St Clement’s Church at Rodel

Rodel church, Outer Hebrides © McKinlay Kidd
St Clements Church at Rodel © McKinlay Kidd

Once on Harris, make a stop at Rodel, where you will find the exquisite 15th-century church of St Clement’s, with wonderful medieval tombs and wood carvings. The original church was built around 1500 then rebuilt in 1784. It was last restored in 1873 and today is in the care of Historic Scotland. The church’s main points of interest are three tombs depicting knights in armour and the square tower of the church, a unique architectural feature, rising 20m above the floor of the nave. You can climb part way up it by way of a narrow staircase.

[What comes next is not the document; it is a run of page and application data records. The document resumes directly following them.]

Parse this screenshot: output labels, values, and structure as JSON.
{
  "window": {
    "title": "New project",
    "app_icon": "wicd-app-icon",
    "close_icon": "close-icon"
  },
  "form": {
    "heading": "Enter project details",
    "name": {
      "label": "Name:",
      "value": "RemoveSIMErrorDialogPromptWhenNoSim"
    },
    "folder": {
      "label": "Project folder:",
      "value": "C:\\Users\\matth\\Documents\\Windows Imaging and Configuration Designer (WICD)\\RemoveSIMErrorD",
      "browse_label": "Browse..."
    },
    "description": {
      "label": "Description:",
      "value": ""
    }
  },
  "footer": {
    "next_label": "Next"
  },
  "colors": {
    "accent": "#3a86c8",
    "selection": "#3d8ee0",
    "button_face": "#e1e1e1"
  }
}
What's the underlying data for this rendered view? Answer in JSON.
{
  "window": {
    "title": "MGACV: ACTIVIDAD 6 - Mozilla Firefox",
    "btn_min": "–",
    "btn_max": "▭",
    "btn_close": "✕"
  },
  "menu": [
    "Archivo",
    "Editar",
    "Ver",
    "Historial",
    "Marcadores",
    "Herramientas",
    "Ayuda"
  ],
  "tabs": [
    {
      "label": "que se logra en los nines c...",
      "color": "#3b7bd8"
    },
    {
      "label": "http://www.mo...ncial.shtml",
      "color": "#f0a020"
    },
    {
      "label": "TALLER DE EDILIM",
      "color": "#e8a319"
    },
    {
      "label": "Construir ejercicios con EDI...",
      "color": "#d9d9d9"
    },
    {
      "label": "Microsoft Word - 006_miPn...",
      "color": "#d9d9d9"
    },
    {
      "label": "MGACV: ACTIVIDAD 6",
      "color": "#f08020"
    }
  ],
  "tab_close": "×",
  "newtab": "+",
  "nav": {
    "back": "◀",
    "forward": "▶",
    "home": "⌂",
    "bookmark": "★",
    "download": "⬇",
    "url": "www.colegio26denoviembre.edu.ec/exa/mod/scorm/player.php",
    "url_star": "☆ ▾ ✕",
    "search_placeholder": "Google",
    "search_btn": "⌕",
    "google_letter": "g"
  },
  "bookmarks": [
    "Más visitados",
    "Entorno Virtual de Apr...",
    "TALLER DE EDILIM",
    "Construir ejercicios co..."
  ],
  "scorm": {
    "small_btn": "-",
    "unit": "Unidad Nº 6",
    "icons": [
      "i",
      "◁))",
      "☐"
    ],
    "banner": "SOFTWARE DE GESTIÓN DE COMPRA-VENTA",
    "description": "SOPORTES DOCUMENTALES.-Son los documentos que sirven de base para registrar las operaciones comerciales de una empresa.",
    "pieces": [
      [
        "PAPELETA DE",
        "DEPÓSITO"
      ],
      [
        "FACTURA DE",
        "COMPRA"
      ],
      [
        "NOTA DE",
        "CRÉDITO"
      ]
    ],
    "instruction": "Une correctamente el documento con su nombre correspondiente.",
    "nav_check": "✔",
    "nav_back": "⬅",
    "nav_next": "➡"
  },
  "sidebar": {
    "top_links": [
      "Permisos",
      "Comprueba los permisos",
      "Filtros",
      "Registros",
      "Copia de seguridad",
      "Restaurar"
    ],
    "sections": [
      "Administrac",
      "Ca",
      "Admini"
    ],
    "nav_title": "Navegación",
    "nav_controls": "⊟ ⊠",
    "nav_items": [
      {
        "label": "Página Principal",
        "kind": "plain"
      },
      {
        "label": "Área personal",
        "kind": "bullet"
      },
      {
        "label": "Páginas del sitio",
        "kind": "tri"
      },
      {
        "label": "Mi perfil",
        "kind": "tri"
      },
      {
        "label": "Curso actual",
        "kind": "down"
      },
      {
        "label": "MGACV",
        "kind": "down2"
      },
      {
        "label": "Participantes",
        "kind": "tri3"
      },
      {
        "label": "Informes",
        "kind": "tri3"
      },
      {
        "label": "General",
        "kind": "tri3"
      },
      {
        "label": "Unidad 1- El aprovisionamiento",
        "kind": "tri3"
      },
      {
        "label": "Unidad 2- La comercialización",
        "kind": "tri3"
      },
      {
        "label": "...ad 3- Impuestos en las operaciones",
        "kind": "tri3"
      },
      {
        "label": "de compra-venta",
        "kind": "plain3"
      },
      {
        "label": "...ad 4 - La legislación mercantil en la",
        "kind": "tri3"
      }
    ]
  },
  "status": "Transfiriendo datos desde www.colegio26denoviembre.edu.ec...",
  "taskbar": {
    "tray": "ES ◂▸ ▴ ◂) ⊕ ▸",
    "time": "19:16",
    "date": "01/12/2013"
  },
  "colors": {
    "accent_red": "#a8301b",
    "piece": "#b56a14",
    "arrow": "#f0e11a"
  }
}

Butt of Lewis

Butt of Lewis, Outer Hebrides © McKinlay Kidd
Butt of Lewis © McKinlay Kidd

From Rodel, you’ll be treated to some of the islands’ most spectacular drives as you head all the way up to the tip of Lewis. Take the so-called “Golden Road”, a very twisty (and mainly single-track) route on the south-eastern side of South Harris, where you will find several small establishments selling the world-famous Harris Tweed. Continue on the long drive up the coast of Lewis all the way to the Butt of Lewis – an impressive and lonely headland where the next stop is Newfoundland! We recommend timing your journey to arrive at dusk, when the majestic views will be all the more dramatic.

More information

Discover more of the Outer Hebrides in our guides: